At long last, the Insurance Regulatory and Development Authority (IRDA) seems to have started a crackdown on the high charges that insurance companies extract from policyholders. Along with lower costs, IRDA has also brought in new standards that should lead to more transparency in the statements that policyholders receive from insurers.
While the actual benefits delivered to the public will obviously depend on what loopholes and workarounds India’s insurance companies manage to find in the new rules, here’s a summary of the changes that were announced by the IRDA on Wednesday:
1. The difference between the ‘gross yield’ and the ‘net yield’ of unit-linked insurance plans (ULIP) shall not exceed 3 per cent for policies less than 10 years and 2.25 per cent for longer policies. Roughly speaking, gross yield is what the fund’s investment returns are and net yield is what gets delivered to the policyholder.
Out of these percentages, the fund management charges are limited to 1.5 per cent for the shorter policies and 1.25 per cent for the longer policies.
2. The expenses will include only the basic policy, cost of riders, service tax and ‘explicit cost of investment guarantee’ will be charged from the policyholders over and above these percentages.
3. At the time of sale, the insurer will give a ‘benefit illustration’ which explicates these charges.
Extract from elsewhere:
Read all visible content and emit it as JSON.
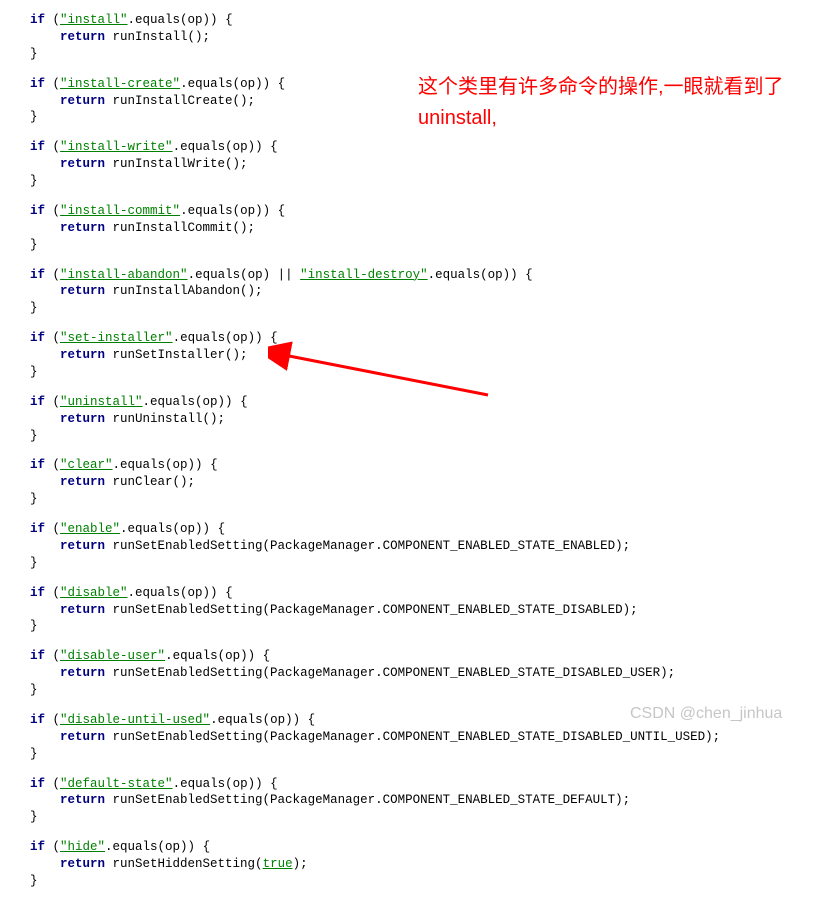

4. At the maturity, the insurer will issue the policyholder a certificate showing year-wise contributions, charges deducted, fund value and final payment. This certificate will also show the actual gross yield and net yield taking into account the actual charges deducted.